Fire Station 68

Engine Company No. 68 - 5213 West Pico Boulevard

1929 to 1987

Engine Company No. 68 - 5213 West Pico Boulevard - August 29, 1939
“A” Platoon: Fireman W. E. Wiseman, Fireman K. V. Winters, Fireman E. O. Fire Station No. 68 - 5023 West Washington Blvd
Barnett, Engineer K. McClatchey, Fireman L. H. Wade, Captain R. U. Hill 1987 to Present

Fire Station 68 present day crew. Circa 2019

From L-R—Engineer Jorge Recendez, FF/PM Matthew Mireles, Captain Adam Mandelbaum, FF/PM Jessica Jackson, FF Sylvester Smith, FF Jonathon Frasca
Photo by David Blaire

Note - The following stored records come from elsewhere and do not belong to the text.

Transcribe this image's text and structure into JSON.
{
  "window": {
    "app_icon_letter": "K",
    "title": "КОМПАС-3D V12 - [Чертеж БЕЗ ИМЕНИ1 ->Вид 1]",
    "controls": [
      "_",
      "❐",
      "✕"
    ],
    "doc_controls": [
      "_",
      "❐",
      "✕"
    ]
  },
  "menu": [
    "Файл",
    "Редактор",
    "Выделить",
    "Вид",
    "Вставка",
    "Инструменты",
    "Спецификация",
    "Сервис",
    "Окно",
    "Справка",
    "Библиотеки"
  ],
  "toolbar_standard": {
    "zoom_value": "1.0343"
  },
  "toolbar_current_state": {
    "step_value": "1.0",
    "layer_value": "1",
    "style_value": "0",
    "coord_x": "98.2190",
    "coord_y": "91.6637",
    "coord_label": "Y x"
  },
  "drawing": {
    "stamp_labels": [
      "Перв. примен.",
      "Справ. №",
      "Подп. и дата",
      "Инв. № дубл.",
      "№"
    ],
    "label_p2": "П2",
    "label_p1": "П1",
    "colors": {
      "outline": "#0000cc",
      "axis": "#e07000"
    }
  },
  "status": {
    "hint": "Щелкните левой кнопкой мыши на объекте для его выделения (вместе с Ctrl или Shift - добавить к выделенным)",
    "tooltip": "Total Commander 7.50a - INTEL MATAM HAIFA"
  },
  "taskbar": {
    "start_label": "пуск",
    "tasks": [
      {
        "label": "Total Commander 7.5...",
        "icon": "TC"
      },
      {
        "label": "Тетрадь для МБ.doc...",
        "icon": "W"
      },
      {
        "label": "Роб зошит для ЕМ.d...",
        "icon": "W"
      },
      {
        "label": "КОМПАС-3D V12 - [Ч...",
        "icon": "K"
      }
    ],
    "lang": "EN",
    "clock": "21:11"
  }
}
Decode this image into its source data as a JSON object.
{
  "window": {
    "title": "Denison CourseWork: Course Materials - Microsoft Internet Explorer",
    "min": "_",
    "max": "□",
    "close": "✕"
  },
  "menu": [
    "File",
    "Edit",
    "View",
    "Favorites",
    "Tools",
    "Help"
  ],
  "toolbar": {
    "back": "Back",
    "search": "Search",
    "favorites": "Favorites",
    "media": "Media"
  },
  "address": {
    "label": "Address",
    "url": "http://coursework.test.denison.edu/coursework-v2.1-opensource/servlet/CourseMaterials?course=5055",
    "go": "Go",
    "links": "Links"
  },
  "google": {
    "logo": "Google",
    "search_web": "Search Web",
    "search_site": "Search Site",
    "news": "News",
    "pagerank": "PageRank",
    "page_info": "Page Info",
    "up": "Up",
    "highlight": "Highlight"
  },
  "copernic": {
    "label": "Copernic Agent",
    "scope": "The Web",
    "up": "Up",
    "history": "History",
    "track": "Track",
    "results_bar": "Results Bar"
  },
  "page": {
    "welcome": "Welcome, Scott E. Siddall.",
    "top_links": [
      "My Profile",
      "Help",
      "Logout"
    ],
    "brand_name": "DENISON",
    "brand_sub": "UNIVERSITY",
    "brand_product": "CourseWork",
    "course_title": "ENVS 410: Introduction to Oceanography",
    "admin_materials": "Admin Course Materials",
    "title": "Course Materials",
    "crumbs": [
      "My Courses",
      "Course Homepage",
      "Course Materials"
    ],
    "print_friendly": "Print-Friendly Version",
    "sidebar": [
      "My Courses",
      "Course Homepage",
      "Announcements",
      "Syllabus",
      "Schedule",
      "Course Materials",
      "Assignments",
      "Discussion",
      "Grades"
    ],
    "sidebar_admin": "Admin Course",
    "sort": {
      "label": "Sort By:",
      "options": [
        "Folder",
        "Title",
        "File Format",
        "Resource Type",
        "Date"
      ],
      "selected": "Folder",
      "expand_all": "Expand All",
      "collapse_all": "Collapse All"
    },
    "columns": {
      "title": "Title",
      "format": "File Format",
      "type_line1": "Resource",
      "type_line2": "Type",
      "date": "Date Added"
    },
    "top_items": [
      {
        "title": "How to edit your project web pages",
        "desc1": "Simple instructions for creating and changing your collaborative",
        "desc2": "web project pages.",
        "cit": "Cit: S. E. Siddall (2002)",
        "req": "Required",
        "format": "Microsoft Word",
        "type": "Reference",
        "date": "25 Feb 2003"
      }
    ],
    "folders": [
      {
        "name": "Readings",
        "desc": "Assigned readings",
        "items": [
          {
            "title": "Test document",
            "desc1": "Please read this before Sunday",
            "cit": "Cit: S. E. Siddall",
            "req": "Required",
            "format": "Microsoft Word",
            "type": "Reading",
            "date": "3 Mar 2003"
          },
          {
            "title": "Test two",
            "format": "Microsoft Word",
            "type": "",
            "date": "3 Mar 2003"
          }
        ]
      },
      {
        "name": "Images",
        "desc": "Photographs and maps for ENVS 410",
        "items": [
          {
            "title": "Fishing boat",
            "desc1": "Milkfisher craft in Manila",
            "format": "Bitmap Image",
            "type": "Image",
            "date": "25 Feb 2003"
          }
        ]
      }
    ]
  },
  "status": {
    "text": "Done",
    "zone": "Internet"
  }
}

March 2019 • 61
Los Angeles Firemen’s Relief Association
7470 N Figueroa Street
Los Angeles CA 90041-1725